Murphy said she supported studying annexation but would vote against it if landowners in the area to be annexed did not want to be in the city, or if it were not economically feasible to support the newly annexed territory.
Nelson said he wanted to city the city perform a comprehensive cost-benefit analysis of any parcels that could be annexed; Whitney said some territories outside of the city had expressed interest in accessing city services.
“Like Linda (Murphy) said, if it’s going to cost the city residents money to annex them, then it’s just not going to happen,” Whitney said.
On marijuana regulation, the city is facing a decision to regulate marijuana consumption, testing, cultivation and sales within its city boundaries.
An ordinance being drafted by the city’s attorney is expected to be taken up by the city council before the end of the year and most of the candidates said they advocated for a cautious approach to allowing the drug to be commercially available inside city limits.
Whitney said work sessions with the current city council have indicated that the city will likely not allow cultivation, manufacturing or testing — however commercial sales could take place. Whitney said he was not convinced that city residents wanted retail sales.
“We’ve heard a lot of different information from people, mostly proponents of the marijuana issues,” he said. “I think we need to hear from the residents of the City of Soldotna who voted against that proposition about what’s going to happen with retail sales.”
Nelson said he would like to see the city take a proactive stance on regulations and not rely solely on the state’s marijuana control board to set guidelines. Nelson said he did not like the idea of restricting business but believed licensing for businesses could be a good compromise.
“I think it’s definitely coming into the city limits. I think we’re past the point where we can ban it,” he said.
“I’d like to continue (to study the issue) and also let residents know that these (regulations) are definitely subject to revisions or updating as the city learns. This is a very new thing for the city and the state.”
Murphy said she believed the city should initially ban all commercial sales of marijuana as well as banning, cultivation, manufacture or testing within city limits.
“We don’t know how this is going to work out in Alaska.

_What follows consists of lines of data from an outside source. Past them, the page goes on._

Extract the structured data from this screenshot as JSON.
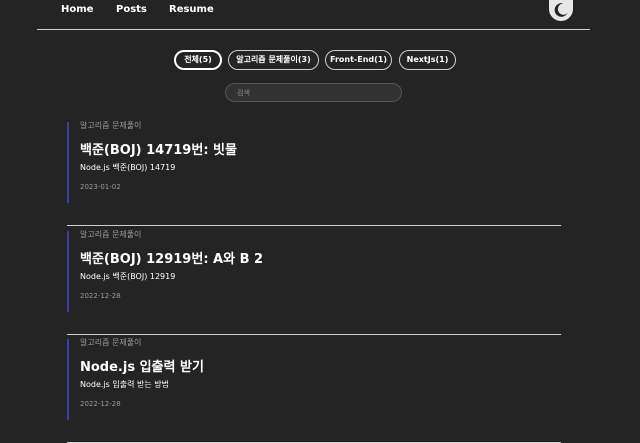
{
  "nav": {
    "links": [
      {
        "label": "Home"
      },
      {
        "label": "Posts"
      },
      {
        "label": "Resume"
      }
    ],
    "theme_icon": "moon-icon"
  },
  "categories": [
    {
      "label": "전체(5)",
      "active": true
    },
    {
      "label": "알고리즘 문제풀이(3)",
      "active": false
    },
    {
      "label": "Front-End(1)",
      "active": false
    },
    {
      "label": "NextJs(1)",
      "active": false
    }
  ],
  "search": {
    "placeholder": "검색",
    "value": ""
  },
  "posts": [
    {
      "category": "알고리즘 문제풀이",
      "title": "백준(BOJ) 14719번: 빗물",
      "description": "Node.js 백준(BOJ) 14719",
      "date": "2023-01-02"
    },
    {
      "category": "알고리즘 문제풀이",
      "title": "백준(BOJ) 12919번: A와 B 2",
      "description": "Node.js 백준(BOJ) 12919",
      "date": "2022-12-28"
    },
    {
      "category": "알고리즘 문제풀이",
      "title": "Node.js 입출력 받기",
      "description": "Node.js 입출력 받는 방법",
      "date": "2022-12-28"
    }
  ],
  "colors": {
    "background": "#242424",
    "accent_bar": "#3a3fa8",
    "divider": "#cfcfcf",
    "muted_text": "#9b9b9b"
  }
}
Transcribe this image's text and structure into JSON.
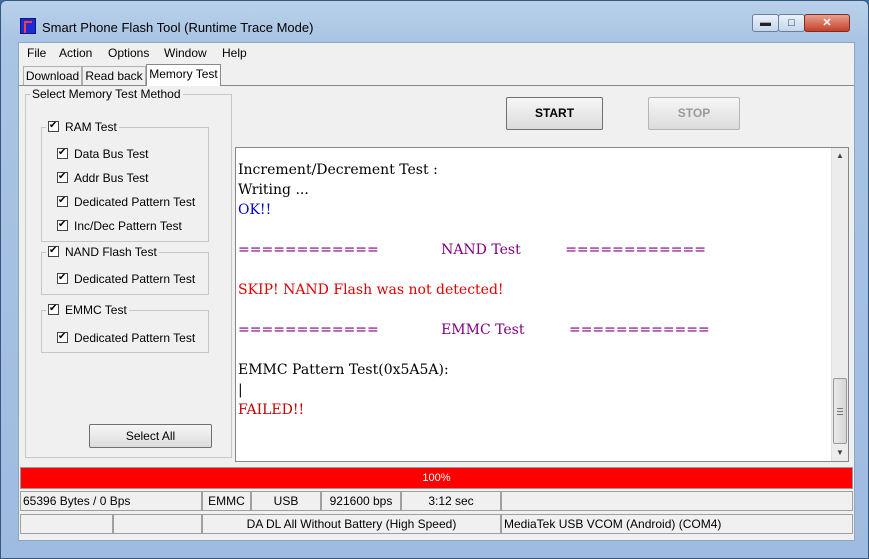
{
  "window": {
    "title": "Smart Phone Flash Tool (Runtime Trace Mode)",
    "min_glyph": "▬",
    "max_glyph": "□",
    "close_glyph": "✕"
  },
  "menu": [
    "File",
    "Action",
    "Options",
    "Window",
    "Help"
  ],
  "tabs": [
    "Download",
    "Read back",
    "Memory Test"
  ],
  "active_tab": "Memory Test",
  "method_group": {
    "title": "Select Memory Test Method",
    "ram": {
      "label": "RAM Test",
      "items": [
        "Data Bus Test",
        "Addr Bus Test",
        "Dedicated Pattern Test",
        "Inc/Dec Pattern Test"
      ]
    },
    "nand": {
      "label": "NAND Flash Test",
      "items": [
        "Dedicated Pattern Test"
      ]
    },
    "emmc": {
      "label": "EMMC Test",
      "items": [
        "Dedicated Pattern Test"
      ]
    },
    "select_all": "Select All"
  },
  "buttons": {
    "start": "START",
    "stop": "STOP"
  },
  "log": [
    {
      "text": "Increment/Decrement Test :",
      "color": "#000000"
    },
    {
      "text": "Writing ...",
      "color": "#000000"
    },
    {
      "text": "OK!!",
      "color": "#0000c0"
    },
    {
      "text": "",
      "color": "#000000"
    },
    {
      "text": "============              NAND Test          ============",
      "color": "#800080"
    },
    {
      "text": "",
      "color": "#000000"
    },
    {
      "text": "SKIP! NAND Flash was not detected!",
      "color": "#e00000"
    },
    {
      "text": "",
      "color": "#000000"
    },
    {
      "text": "============              EMMC Test          ============",
      "color": "#800080"
    },
    {
      "text": "",
      "color": "#000000"
    },
    {
      "text": "EMMC Pattern Test(0x5A5A):",
      "color": "#000000"
    },
    {
      "text": "|",
      "color": "#000000"
    },
    {
      "text": "FAILED!!",
      "color": "#c00000"
    }
  ],
  "progress": {
    "percent": 100,
    "text": "100%",
    "color": "#ff0000"
  },
  "status": {
    "row1": [
      "65396 Bytes / 0 Bps",
      "EMMC",
      "USB",
      "921600 bps",
      "3:12 sec",
      ""
    ],
    "row2": [
      "",
      "",
      "DA DL All Without Battery (High Speed)",
      "MediaTek USB VCOM (Android) (COM4)"
    ]
  }
}
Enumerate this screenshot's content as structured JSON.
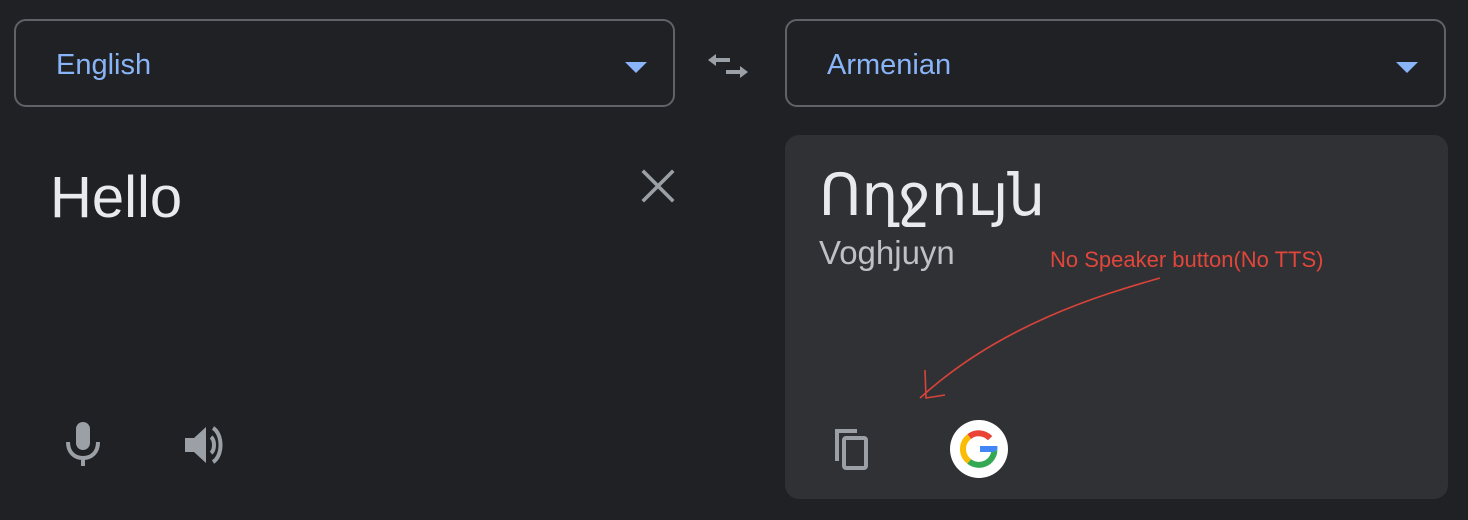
{
  "source_language": {
    "label": "English",
    "icon": "dropdown-triangle-icon"
  },
  "swap": {
    "icon": "swap-arrows-icon"
  },
  "target_language": {
    "label": "Armenian",
    "icon": "dropdown-triangle-icon"
  },
  "source": {
    "text": "Hello",
    "clear_icon": "close-icon",
    "mic_icon": "microphone-icon",
    "speaker_icon": "speaker-icon"
  },
  "target": {
    "translation": "Ողջույն",
    "transliteration": "Voghjuyn",
    "copy_icon": "copy-icon",
    "google_icon": "google-logo-icon"
  },
  "annotation": {
    "text": "No Speaker button(No TTS)"
  },
  "colors": {
    "background": "#202124",
    "panel": "#303134",
    "accent": "#8ab4f8",
    "text": "#e8eaed",
    "annotation": "#e0463a"
  }
}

We can’t look at Colorado, Oregon and Washington and say that’s how it’s going to work here,” she said. “I don’t think that the income we would derive from having marijuana sales in the city would make up for the cost of regulating marijuana.”
Sturman said he was against the legalization of marijuana but is a strong advocate of the voter-led initiative that made it legal in the state.
He said the city should wait for the state to release its regulations and then tailor its own. He is opposed to restricting the number of marijuana-centered businesses that can operate within city limits.
“If you’re going to have sales, let anyone sell it that’s selling cigarettes or wants to sell it,” he said. “Don’t make it a limited entry type of deal or a bar permit or a liquor license permit. It should be open to anybody that wants to sell the stuff, not just one or two people. I don’t think that the city should control it.”
Soldotna’s municipal election will take place on Oct. 6.
Reach Rashah McChesney at email@example.com or follow her on Twitter @litmuslens.